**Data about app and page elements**
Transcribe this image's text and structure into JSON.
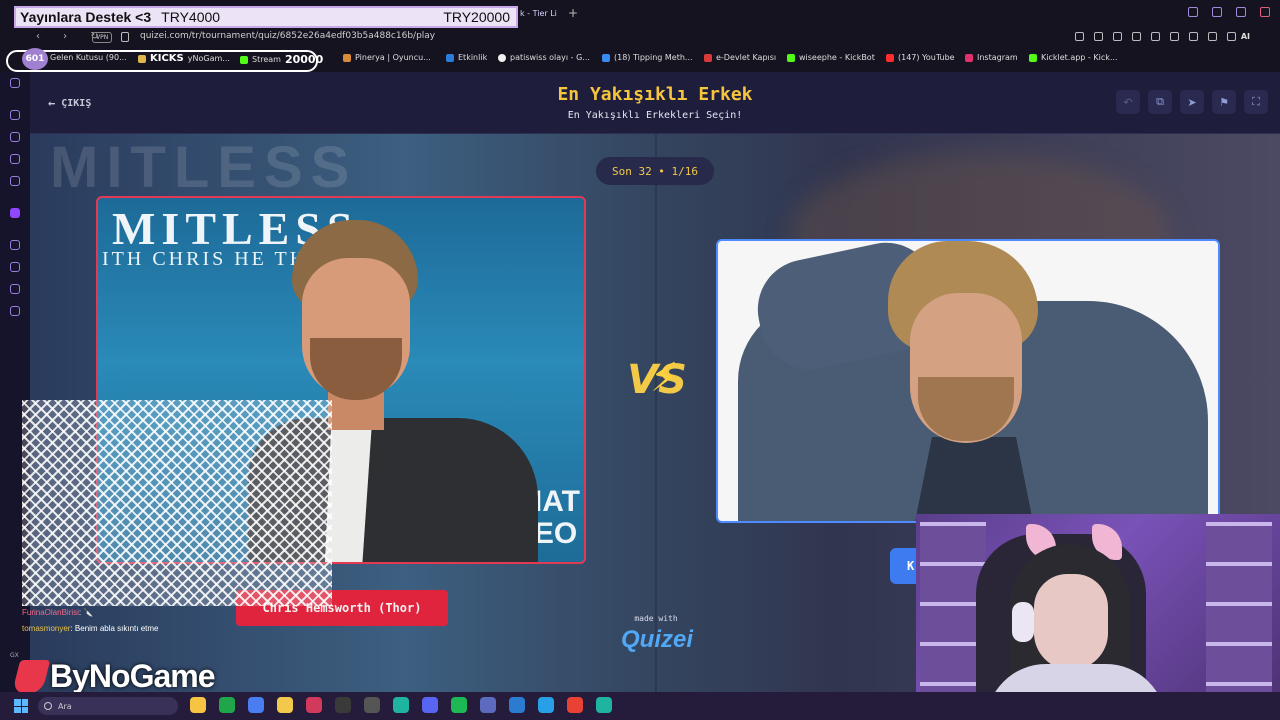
{
  "overlay": {
    "label": "Yayınlara Destek <3",
    "goal_start": "TRY4000",
    "goal_end": "TRY20000"
  },
  "browser": {
    "tab_title": "k - Tier Li",
    "vpn": "VPN",
    "url": "quizei.com/tr/tournament/quiz/6852e26a4edf03b5a488c16b/play",
    "ai_label": "AI"
  },
  "bookmarks": {
    "badge": "601",
    "items": [
      {
        "label": "Gelen Kutusu (90...",
        "color": "#bbbbbb"
      },
      {
        "label": "KICKS",
        "color": "#e0b64a"
      },
      {
        "label": "yNoGam...",
        "color": "#bbbbbb"
      },
      {
        "label": "Stream",
        "color": "#53fc18"
      },
      {
        "label": "20000",
        "color": "#ffffff"
      },
      {
        "label": "Pinerya | Oyuncu...",
        "color": "#d88c3a"
      },
      {
        "label": "Etkinlik",
        "color": "#2a7cd8"
      },
      {
        "label": "patiswiss olayı - G...",
        "color": "#f2f2f2"
      },
      {
        "label": "(18) Tipping Meth...",
        "color": "#3a8bf0"
      },
      {
        "label": "e-Devlet Kapısı",
        "color": "#d83a3a"
      },
      {
        "label": "wiseephe - KickBot",
        "color": "#53fc18"
      },
      {
        "label": "(147) YouTube",
        "color": "#ff2d2d"
      },
      {
        "label": "Instagram",
        "color": "#e1306c"
      },
      {
        "label": "Kicklet.app - Kick...",
        "color": "#53fc18"
      }
    ]
  },
  "header": {
    "back_label": "ÇIKIŞ",
    "title": "En Yakışıklı Erkek",
    "subtitle": "En Yakışıklı Erkekleri Seçin!",
    "buttons": [
      "undo-icon",
      "share-icon",
      "send-icon",
      "flag-icon",
      "fullscreen-icon"
    ]
  },
  "tournament": {
    "round": "Son 32 • 1/16",
    "vs": "VS",
    "left": {
      "name": "Chris Hemsworth (Thor)",
      "poster_main": "MITLESS",
      "poster_sub": "ITH CHRIS HE  TH",
      "poster_side": "IAT\nEO"
    },
    "right": {
      "name_stub": "K"
    }
  },
  "branding": {
    "made_with": "made with",
    "logo": "Quizei"
  },
  "chat": [
    {
      "user": "FurinaOlanBirisi",
      "text": ": 🔪"
    },
    {
      "user": "tomasmonyer",
      "text": ": Benim abla sıkıntı etme"
    }
  ],
  "stream_overlay": {
    "brand": "ByNoGame",
    "gx": "GX"
  },
  "taskbar": {
    "search_placeholder": "Ara",
    "apps": [
      "#f6c343",
      "#1fa64a",
      "#4a7ef0",
      "#f2c94c",
      "#d13a5b",
      "#3a3a3a",
      "#555555",
      "#1fb4a0",
      "#5865f2",
      "#1db954",
      "#5c6bc0",
      "#2b7bd1",
      "#28a0e8",
      "#e94235",
      "#1fb4a0"
    ]
  }
}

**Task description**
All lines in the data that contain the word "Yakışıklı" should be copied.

**The answer**
    "title": "En Yakışıklı Erkek",
    "subtitle": "En Yakışıklı Erkekleri Seçin!",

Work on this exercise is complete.